The Strength, Resilience And Hidden Message Behind Steve Smith's Mona Lisa Smile

We think we know exactly what he's thinking.

Take that, Virat.
Adnan Abidi / Reuters
Take that, Virat.

Look at that face. Just look at it. Like the Mona Lisa's smile, the calm expression on Australian cricket captain Steve Smith's face is very much open to interpretation. But we think we've got a fair idea what it means.

The image shows Smith reaching his century on day one of the third Test between Australia and India in the north-eastern city of Ranchi. A little context:

Smith was under enormous personal pressure after the ill-tempered second Test in Bengaluru, which India won to square the series 1-1. In Australia's second innings, he was out LBW and looked to the dressing room -- at the suggestion of batting partner Peter Handscomb -- to see whether the dismissal was worth reviewing.

This is something you are most definitely not allowed to do. The decision to review umpiring decisions must be made on the field, and quickly. Seeking external counsel is not an option.

Danish Siddiqui / Reuters
Kohli immediately approached the umpire to complain about Smith, which he was justified in doing.

Smith apologised immediately afterwards, attributing the moment to a "brain fade". But the India media pounced, spurred on by combative Indian captain skipper Virat Kohli who stopped short of using the word "cheating" but said "there are lines you don't cross on the cricket field" in the post-match press conference.

As the saga bubbled on, former Indian cricket greats called for Smith's suspension, while Cricket Australia chief James Sutherland took the unusual step of weighing in, saying "I find the allegations questioning the integrity of Steve Smith, the Australian team and the dressing room, outrageous".

Against the backdrop 1.2 billion Indian cricket fans baying for his blood, Smith can not have gone into the third Test with a clear mind. But from the moment he strode to the batting crease, he looked his usual calm, assured self.

Smith, by any measure, is the best batsman in world cricket. But the guy's human. It's hard to perform at your best with turmoil all around you. Meanwhile, an unheralded new-look Australian team is valiantly trying to win a Test series in India, something they have achieved only once. For a man with slender shoulders, Smith is carrying quite the burden.

Normally when a sportsperson achieves success with so much going on in the background, they display aggression. This is Virat Kohli's way. The Indian captain has been all fist pumps and lion roars at big moments for India in this series.

Smith? He was Mr Cool when he reached a century which help put Australia in a very strong position late on day one. On his face was satisfaction and relief. And there was also a half smile, which as mentioned, could be interpreted as many ways as the Mona Lisa's.

Adnan Abidi / Reuters
On this occasion, it was more than appropriate to turn to the dressing room.

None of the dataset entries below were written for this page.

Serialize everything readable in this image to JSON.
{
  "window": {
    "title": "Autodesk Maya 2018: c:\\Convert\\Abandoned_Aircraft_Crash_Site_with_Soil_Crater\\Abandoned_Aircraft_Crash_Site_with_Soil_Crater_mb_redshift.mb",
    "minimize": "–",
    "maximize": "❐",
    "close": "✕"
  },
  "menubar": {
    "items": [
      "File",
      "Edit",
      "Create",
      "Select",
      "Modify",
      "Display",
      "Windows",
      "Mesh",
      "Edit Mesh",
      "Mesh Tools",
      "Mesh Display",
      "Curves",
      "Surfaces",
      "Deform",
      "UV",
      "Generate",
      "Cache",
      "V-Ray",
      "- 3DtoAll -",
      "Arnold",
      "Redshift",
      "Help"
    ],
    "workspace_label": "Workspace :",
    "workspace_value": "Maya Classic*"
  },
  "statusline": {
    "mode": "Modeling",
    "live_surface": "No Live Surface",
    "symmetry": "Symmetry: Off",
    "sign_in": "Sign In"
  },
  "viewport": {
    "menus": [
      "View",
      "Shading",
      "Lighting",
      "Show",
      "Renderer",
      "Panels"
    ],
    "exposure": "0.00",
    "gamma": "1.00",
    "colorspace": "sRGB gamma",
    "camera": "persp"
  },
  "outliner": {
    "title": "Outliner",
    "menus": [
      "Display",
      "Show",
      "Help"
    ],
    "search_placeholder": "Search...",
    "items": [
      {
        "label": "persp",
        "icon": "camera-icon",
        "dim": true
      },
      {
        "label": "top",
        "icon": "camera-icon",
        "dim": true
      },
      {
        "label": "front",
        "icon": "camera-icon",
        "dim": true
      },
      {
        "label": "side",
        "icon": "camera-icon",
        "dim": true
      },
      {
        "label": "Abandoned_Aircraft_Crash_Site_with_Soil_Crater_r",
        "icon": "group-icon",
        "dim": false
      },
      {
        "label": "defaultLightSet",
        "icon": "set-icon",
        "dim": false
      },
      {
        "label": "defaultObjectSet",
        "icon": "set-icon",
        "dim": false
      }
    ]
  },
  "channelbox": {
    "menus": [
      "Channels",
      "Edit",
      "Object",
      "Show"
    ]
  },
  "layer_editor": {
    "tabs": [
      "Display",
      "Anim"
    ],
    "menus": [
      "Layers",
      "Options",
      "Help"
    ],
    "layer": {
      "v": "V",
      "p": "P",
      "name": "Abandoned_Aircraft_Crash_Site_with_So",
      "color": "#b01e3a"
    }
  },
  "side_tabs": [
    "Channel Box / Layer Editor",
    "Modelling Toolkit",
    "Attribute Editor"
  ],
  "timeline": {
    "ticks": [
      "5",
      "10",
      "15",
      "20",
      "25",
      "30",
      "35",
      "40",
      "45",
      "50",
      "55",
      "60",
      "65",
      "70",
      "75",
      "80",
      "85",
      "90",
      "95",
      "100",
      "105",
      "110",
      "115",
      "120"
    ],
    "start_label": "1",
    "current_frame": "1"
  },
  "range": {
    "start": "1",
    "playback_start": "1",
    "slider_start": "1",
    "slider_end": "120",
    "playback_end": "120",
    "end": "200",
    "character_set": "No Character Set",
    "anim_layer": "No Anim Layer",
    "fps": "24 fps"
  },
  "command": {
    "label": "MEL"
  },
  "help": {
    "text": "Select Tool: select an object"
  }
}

We'll leave that interpretation up to you, but suffice to say, that expression was in many ways more meaningful than an overt display of aggression.

Great leaders don't let the opposition know what they're thinking, and if Steve Smith's smile had a hidden message of "cop that, India!", he was poised and clever enough not to make it obvious.

Meanwhile, here's how the (Indian) blokes who compile the live commentary on the world's leading cricket site ESPNCricinfo saw it:

"Vijay to Smith, FOUR, he is the only man to have scored a century this series, and he makes it two now. Full ball, middle and leg, and he drives this straight of mid-on for four. He is just content. He is not angry after what all has gone around him and against him. He just removes his helmet and gracefully accepts the applause."

What a player. And what a captain. Smith is 117 not out and will resume his innings on Friday afternoon (AEDT) hoping to make this match close to unwinnable for India.